After showing off its high-tech walking cane and invisible tablet keyboard at Mobile World Congress in February, Fujitsu Laboratories is back with even more tech-wizardry up its magical sleeves. This time, the Japanese company is demoing gear that brings touch and gesture controls to physical things like paper and 3D objects.
Think of this technology as something that gives you the ability to overlay anything in the real world with a touchscreen, so you can manipulate any object the same way you would on your touch-based device with your fingers.

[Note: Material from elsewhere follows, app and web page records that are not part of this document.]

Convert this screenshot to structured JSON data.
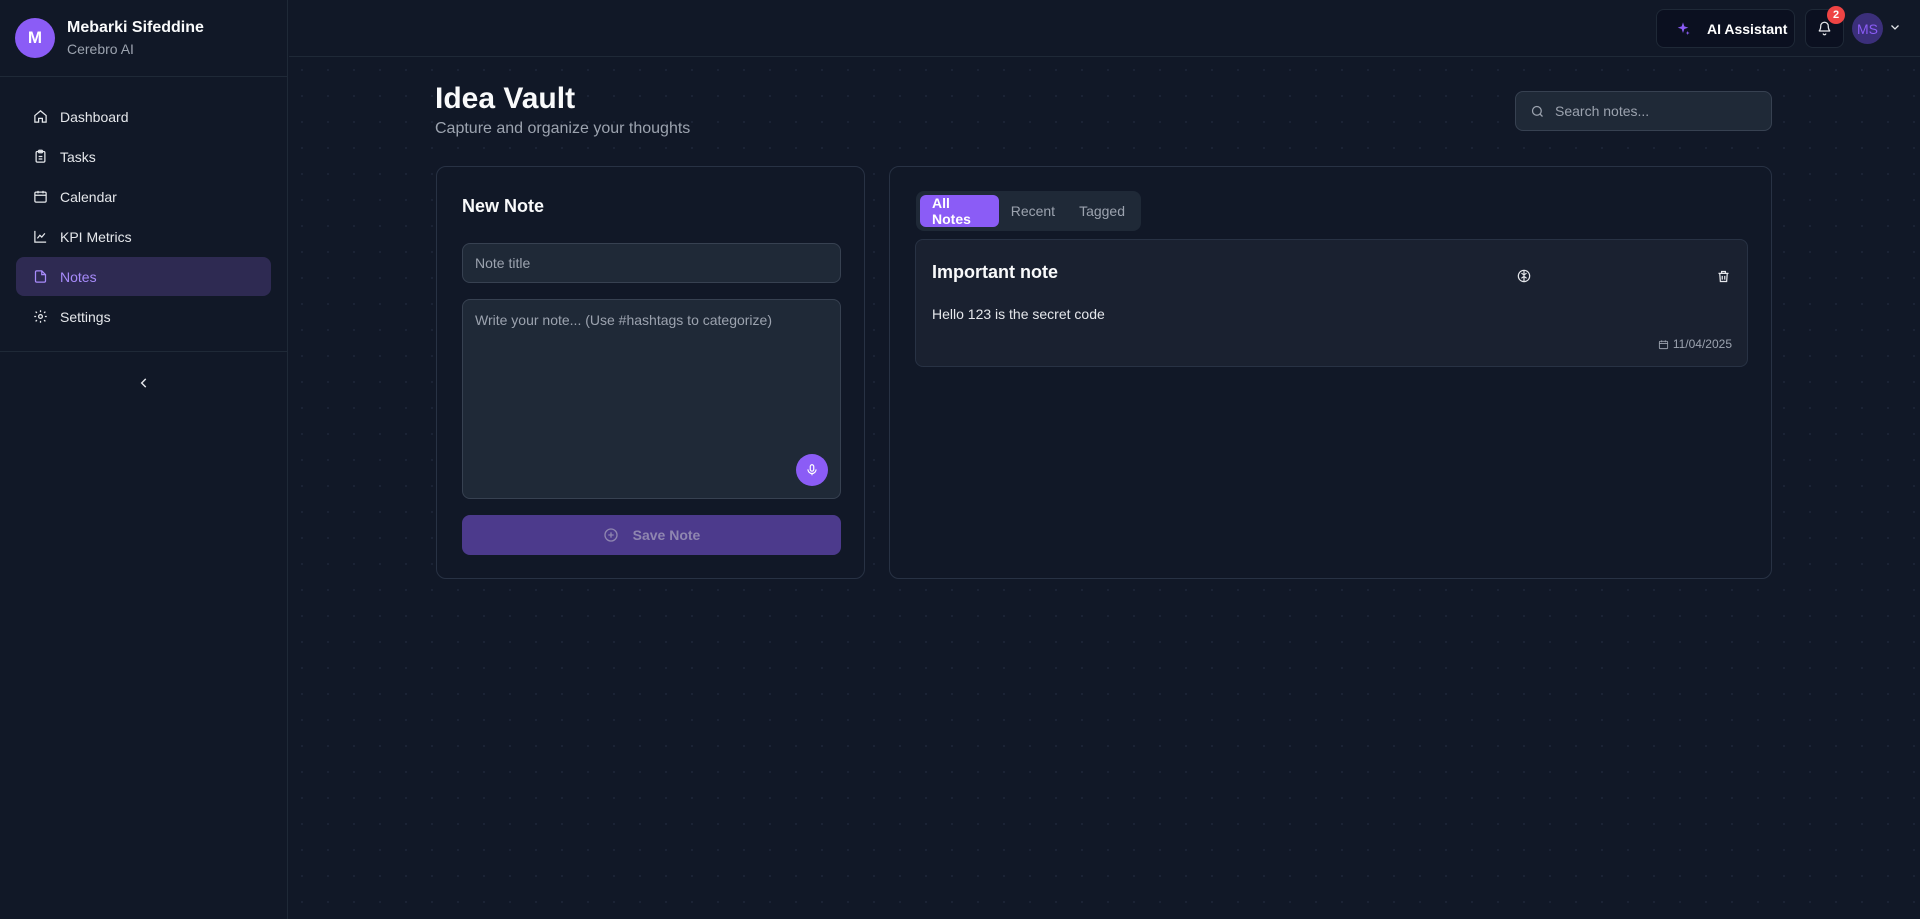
{
  "user": {
    "initial": "M",
    "name": "Mebarki Sifeddine",
    "org": "Cerebro AI",
    "avatar_initials": "MS"
  },
  "sidebar": {
    "items": [
      {
        "label": "Dashboard",
        "icon": "home-icon"
      },
      {
        "label": "Tasks",
        "icon": "clipboard-icon"
      },
      {
        "label": "Calendar",
        "icon": "calendar-icon"
      },
      {
        "label": "KPI Metrics",
        "icon": "chart-line-icon"
      },
      {
        "label": "Notes",
        "icon": "file-icon",
        "active": true
      },
      {
        "label": "Settings",
        "icon": "gear-icon"
      }
    ]
  },
  "topbar": {
    "ai_label": "AI Assistant",
    "notification_count": "2"
  },
  "page": {
    "title": "Idea Vault",
    "subtitle": "Capture and organize your thoughts"
  },
  "search": {
    "placeholder": "Search notes..."
  },
  "new_note": {
    "heading": "New Note",
    "title_placeholder": "Note title",
    "body_placeholder": "Write your note... (Use #hashtags to categorize)",
    "save_label": "Save Note"
  },
  "notes_panel": {
    "tabs": [
      {
        "label": "All Notes",
        "active": true
      },
      {
        "label": "Recent"
      },
      {
        "label": "Tagged"
      }
    ],
    "notes": [
      {
        "title": "Important note",
        "body": "Hello 123 is the secret code",
        "date": "11/04/2025"
      }
    ]
  },
  "colors": {
    "accent": "#8b5cf6",
    "background": "#111827",
    "badge": "#ef4444"
  }
}
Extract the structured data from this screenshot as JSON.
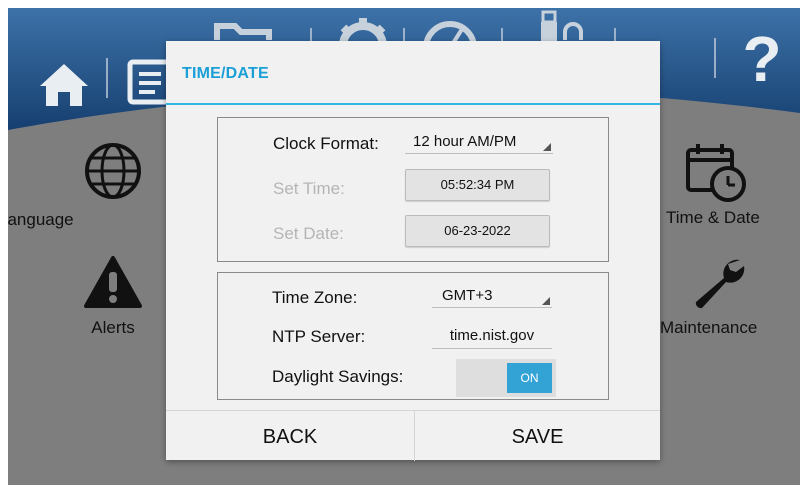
{
  "background": {
    "items": [
      {
        "id": "language",
        "label": "Language",
        "icon": "globe-icon"
      },
      {
        "id": "alerts",
        "label": "Alerts",
        "icon": "warning-icon"
      },
      {
        "id": "time_date",
        "label": "Time & Date",
        "icon": "calendar-clock-icon"
      },
      {
        "id": "maintenance",
        "label": "Maintenance",
        "icon": "wrench-icon"
      }
    ],
    "toolbar_icons": [
      "home-icon",
      "document-icon",
      "folder-icon",
      "gear-icon",
      "gauge-icon",
      "usb-lock-icon",
      "help-icon"
    ],
    "help_glyph": "?"
  },
  "dialog": {
    "title": "TIME/DATE",
    "clock_format": {
      "label": "Clock Format:",
      "value": "12 hour AM/PM"
    },
    "set_time": {
      "label": "Set Time:",
      "value": "05:52:34 PM"
    },
    "set_date": {
      "label": "Set Date:",
      "value": "06-23-2022"
    },
    "time_zone": {
      "label": "Time Zone:",
      "value": "GMT+3"
    },
    "ntp_server": {
      "label": "NTP Server:",
      "value": "time.nist.gov"
    },
    "daylight_savings": {
      "label": "Daylight Savings:",
      "state": "ON"
    },
    "back_label": "BACK",
    "save_label": "SAVE"
  },
  "colors": {
    "accent": "#33b5e5",
    "title": "#1a9fd6",
    "toolbar_wave": "#1f4f86",
    "toggle_on": "#33a3d6"
  }
}
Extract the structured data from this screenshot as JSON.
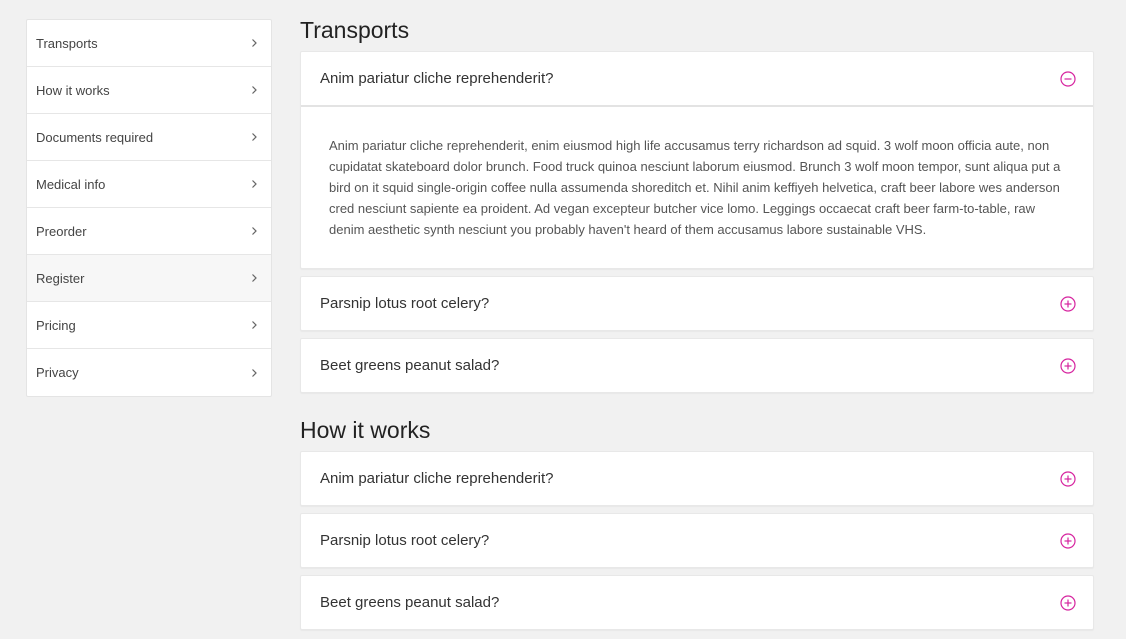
{
  "sidebar": {
    "items": [
      {
        "label": "Transports"
      },
      {
        "label": "How it works"
      },
      {
        "label": "Documents required"
      },
      {
        "label": "Medical info"
      },
      {
        "label": "Preorder"
      },
      {
        "label": "Register"
      },
      {
        "label": "Pricing"
      },
      {
        "label": "Privacy"
      }
    ]
  },
  "accent_color": "#d6249f",
  "sections": [
    {
      "title": "Transports",
      "faqs": [
        {
          "question": "Anim pariatur cliche reprehenderit?",
          "expanded": true,
          "answer": "Anim pariatur cliche reprehenderit, enim eiusmod high life accusamus terry richardson ad squid. 3 wolf moon officia aute, non cupidatat skateboard dolor brunch. Food truck quinoa nesciunt laborum eiusmod. Brunch 3 wolf moon tempor, sunt aliqua put a bird on it squid single-origin coffee nulla assumenda shoreditch et. Nihil anim keffiyeh helvetica, craft beer labore wes anderson cred nesciunt sapiente ea proident. Ad vegan excepteur butcher vice lomo. Leggings occaecat craft beer farm-to-table, raw denim aesthetic synth nesciunt you probably haven't heard of them accusamus labore sustainable VHS."
        },
        {
          "question": "Parsnip lotus root celery?",
          "expanded": false
        },
        {
          "question": "Beet greens peanut salad?",
          "expanded": false
        }
      ]
    },
    {
      "title": "How it works",
      "faqs": [
        {
          "question": "Anim pariatur cliche reprehenderit?",
          "expanded": false
        },
        {
          "question": "Parsnip lotus root celery?",
          "expanded": false
        },
        {
          "question": "Beet greens peanut salad?",
          "expanded": false
        }
      ]
    }
  ]
}
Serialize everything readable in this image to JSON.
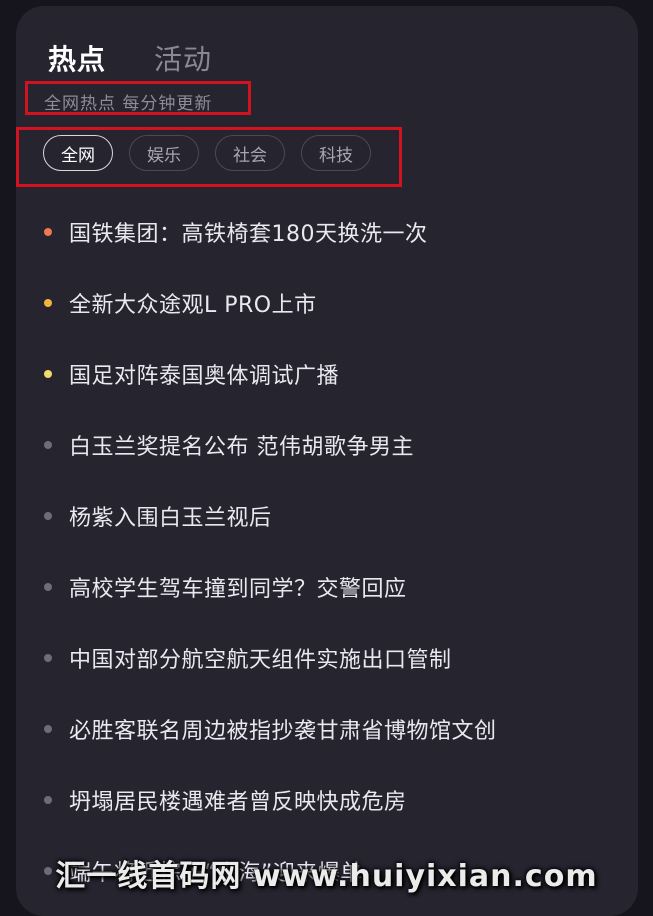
{
  "tabs": [
    {
      "label": "热点",
      "active": true
    },
    {
      "label": "活动",
      "active": false
    }
  ],
  "subtitle": "全网热点 每分钟更新",
  "chips": [
    {
      "label": "全网",
      "active": true
    },
    {
      "label": "娱乐",
      "active": false
    },
    {
      "label": "社会",
      "active": false
    },
    {
      "label": "科技",
      "active": false
    }
  ],
  "items": [
    {
      "text": "国铁集团：高铁椅套180天换洗一次",
      "dot_color": "#ef7a4f"
    },
    {
      "text": "全新大众途观L PRO上市",
      "dot_color": "#f2b33a"
    },
    {
      "text": "国足对阵泰国奥体调试广播",
      "dot_color": "#f1dc6a"
    },
    {
      "text": "白玉兰奖提名公布 范伟胡歌争男主",
      "dot_color": "#6e6c78"
    },
    {
      "text": "杨紫入围白玉兰视后",
      "dot_color": "#6e6c78"
    },
    {
      "text": "高校学生驾车撞到同学？交警回应",
      "dot_color": "#6e6c78"
    },
    {
      "text": "中国对部分航空航天组件实施出口管制",
      "dot_color": "#6e6c78"
    },
    {
      "text": "必胜客联名周边被指抄袭甘肃省博物馆文创",
      "dot_color": "#6e6c78"
    },
    {
      "text": "坍塌居民楼遇难者曾反映快成危房",
      "dot_color": "#6e6c78"
    },
    {
      "text": "端午将近粽子“出海”迎来爆单",
      "dot_color": "#6e6c78"
    }
  ],
  "watermark": "汇一线首码网 www.huiyixian.com"
}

That’s probably why the Japanese company has dubbed this technology “touchscreen interface.”
Using a low-resolution webcam (just 320 x 180 pixel resolution) and a commercial projector, the Japanese company is able to project an interface onto a surface, and then use the camera to track both the shape of the item as well as your fingers to determine what to do. For example, in the video demo from DigInfoNews, the Fujitsu rep is able to digitally crop out just the photo on the printed piece of paper by sliding the sheet under the device, and using only his finger to manipulate the interface projected onto the paper.
Unlike the current crop of gadgets like Leap Motion that lets you control your computer with gestures, this touchscreen interface from Fujitsu lets you do things like spin and flip a 3D CAD drawing with your hands rather than with your mouse. As the researcher said in the video, “[With this technology,] we’re not operating a PC, but touching actual objects directly, and combining them with ICT equipment.”
In fact, toward the end of the video demo, you can see the Fujitsu rep use his fist rather than his finger to rotate his 3D rendering. He’s able to do this because the technology is smart enough to detect objects in all their multi-dimensional glory, so the touchscreen understands gesture controls as well as to touch.
According to DigInfo, Fujitsu hopes to bring this touchscreen interface to market by 2014, but it won’t be something that consumers can buy for their homes. The Japanese company thinks the technology could make filling out forms at your local city hall more palatable. What other ways do you think you can make good use of this touchscreen interface?
[Images via DigInfoNews]
[Updated on April 15 at 6:38pm ET to embed the video demo from DigInfoNews' YouTube channel]